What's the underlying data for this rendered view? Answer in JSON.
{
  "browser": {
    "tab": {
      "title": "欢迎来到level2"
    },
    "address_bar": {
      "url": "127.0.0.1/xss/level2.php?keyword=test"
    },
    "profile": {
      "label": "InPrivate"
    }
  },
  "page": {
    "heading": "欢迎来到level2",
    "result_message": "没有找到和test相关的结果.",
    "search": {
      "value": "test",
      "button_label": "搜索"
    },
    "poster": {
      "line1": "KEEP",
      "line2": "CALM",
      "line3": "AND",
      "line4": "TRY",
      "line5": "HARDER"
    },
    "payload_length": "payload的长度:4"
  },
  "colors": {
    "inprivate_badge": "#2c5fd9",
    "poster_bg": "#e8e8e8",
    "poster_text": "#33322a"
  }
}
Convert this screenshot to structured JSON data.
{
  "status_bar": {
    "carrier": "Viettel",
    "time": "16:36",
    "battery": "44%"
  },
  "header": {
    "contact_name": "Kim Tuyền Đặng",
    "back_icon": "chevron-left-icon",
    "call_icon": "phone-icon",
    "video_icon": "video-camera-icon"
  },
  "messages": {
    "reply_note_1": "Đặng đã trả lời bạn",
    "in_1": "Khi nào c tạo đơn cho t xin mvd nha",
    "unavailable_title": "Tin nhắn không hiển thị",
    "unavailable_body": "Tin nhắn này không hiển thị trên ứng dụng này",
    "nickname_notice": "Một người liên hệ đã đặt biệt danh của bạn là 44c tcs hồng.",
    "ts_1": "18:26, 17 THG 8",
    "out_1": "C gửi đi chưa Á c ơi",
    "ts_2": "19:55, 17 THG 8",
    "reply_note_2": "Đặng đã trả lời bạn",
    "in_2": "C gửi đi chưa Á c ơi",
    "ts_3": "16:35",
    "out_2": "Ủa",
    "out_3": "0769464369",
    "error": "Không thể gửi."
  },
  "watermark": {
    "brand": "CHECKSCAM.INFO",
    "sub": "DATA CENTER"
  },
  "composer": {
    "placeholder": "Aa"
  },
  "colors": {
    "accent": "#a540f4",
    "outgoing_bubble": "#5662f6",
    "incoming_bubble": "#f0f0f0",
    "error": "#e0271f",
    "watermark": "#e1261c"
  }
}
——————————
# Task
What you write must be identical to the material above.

# Expected answer
What's the underlying data for this rendered view? Answer in JSON.
{
  "browser": {
    "tab": {
      "title": "欢迎来到level2"
    },
    "address_bar": {
      "url": "127.0.0.1/xss/level2.php?keyword=test"
    },
    "profile": {
      "label": "InPrivate"
    }
  },
  "page": {
    "heading": "欢迎来到level2",
    "result_message": "没有找到和test相关的结果.",
    "search": {
      "value": "test",
      "button_label": "搜索"
    },
    "poster": {
      "line1": "KEEP",
      "line2": "CALM",
      "line3": "AND",
      "line4": "TRY",
      "line5": "HARDER"
    },
    "payload_length": "payload的长度:4"
  },
  "colors": {
    "inprivate_badge": "#2c5fd9",
    "poster_bg": "#e8e8e8",
    "poster_text": "#33322a"
  }
}
Convert this screenshot to structured JSON data.
{
  "status_bar": {
    "carrier": "Viettel",
    "time": "16:36",
    "battery": "44%"
  },
  "header": {
    "contact_name": "Kim Tuyền Đặng",
    "back_icon": "chevron-left-icon",
    "call_icon": "phone-icon",
    "video_icon": "video-camera-icon"
  },
  "messages": {
    "reply_note_1": "Đặng đã trả lời bạn",
    "in_1": "Khi nào c tạo đơn cho t xin mvd nha",
    "unavailable_title": "Tin nhắn không hiển thị",
    "unavailable_body": "Tin nhắn này không hiển thị trên ứng dụng này",
    "nickname_notice": "Một người liên hệ đã đặt biệt danh của bạn là 44c tcs hồng.",
    "ts_1": "18:26, 17 THG 8",
    "out_1": "C gửi đi chưa Á c ơi",
    "ts_2": "19:55, 17 THG 8",
    "reply_note_2": "Đặng đã trả lời bạn",
    "in_2": "C gửi đi chưa Á c ơi",
    "ts_3": "16:35",
    "out_2": "Ủa",
    "out_3": "0769464369",
    "error": "Không thể gửi."
  },
  "watermark": {
    "brand": "CHECKSCAM.INFO",
    "sub": "DATA CENTER"
  },
  "composer": {
    "placeholder": "Aa"
  },
  "colors": {
    "accent": "#a540f4",
    "outgoing_bubble": "#5662f6",
    "incoming_bubble": "#f0f0f0",
    "error": "#e0271f",
    "watermark": "#e1261c"
  }
}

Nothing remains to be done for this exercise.